In the ancient city of Xian, one of the oldest capital cities of China, we saw the best preserved city walls and also the famous tomb of the First Emperor Qing Shi Huangdi, and the terra cotta warriors with the horses.
Here we have the STELE Collection and from the above photo one sees texts on a 2.8 m limestone slab. It is the Nestorian Tablet or stele, excavated in Xian in 1625. The text is written in both Chinese and Syriac, and from them one gets some idea about the early history of Christianity in China.
Apparently it was in 635 when a Persian Nestorian monk named Alopen brought the Good News to China by way of the Silk Route. Alopen obtained permission from Emperor Taizong to proclaim the Christian faith and the first Christian texts were translated into Chinese. From there the Word of God was proclaimed in ten provinces of the Chinese empire and about a hundred churches and convents were also built. What happened after that? History!
I saw how original master pieces could be copied easily. One simply put the rice paper over it, rub it, fan it so that it would dry quickly and then remove it with great care. Of course, to talk about it is easy. The proper way demands both skill and patience.

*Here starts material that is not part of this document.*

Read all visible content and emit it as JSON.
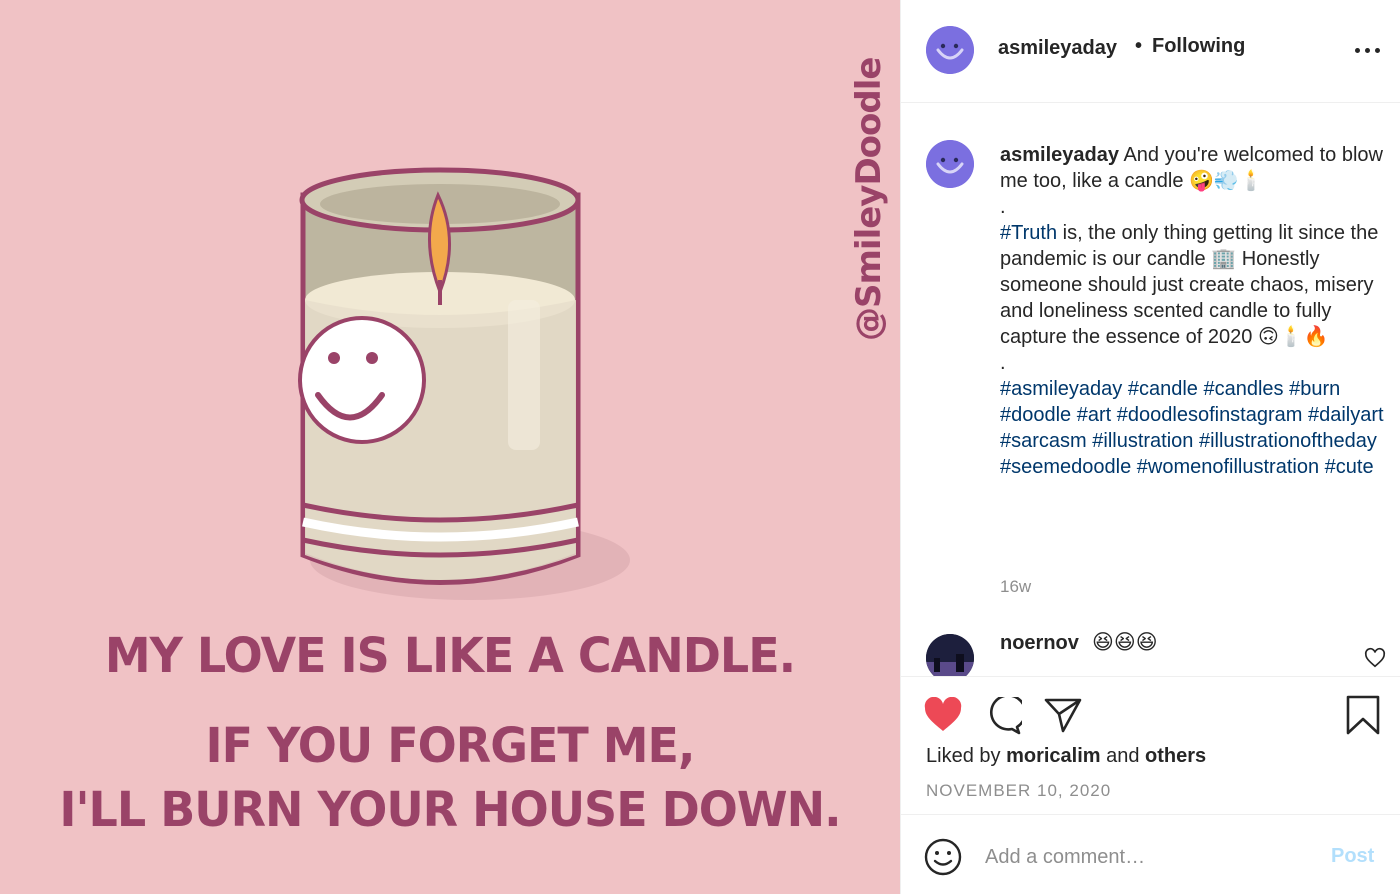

This visit gave me a desire to learn to write in Chinese again. For one thing, I know that there is a possibility of my just starting to practise my Chinese and I am now doing that. For another, I have also started to read simple short passages and to try and find new words. I just pray that I don’t do it flippantly so that it is nothing but a flash in the pan. I know that such a visit would surely delight anyone who appreciates Chinese painting. Even though I had abandoned the little I had acquired over a period of a few years, I was also filled with amazement. How beautiful Chinese calligraphy is. I could not understand then the need to have to write Chinese characters when all I wanted to do was to learn how to paint using Chinese brushes and techniques. Then I was told that the good calligrapher is the one who will execute the correct strokes and paint well. The character in red means Happiness or even Prosperity. It was done in one single stroke! Yes, it is so much clearer to me now why the good calligrapher is more likely to be the better painter than one who does not know how to use jet black ink to write on rice paper. Enjoy!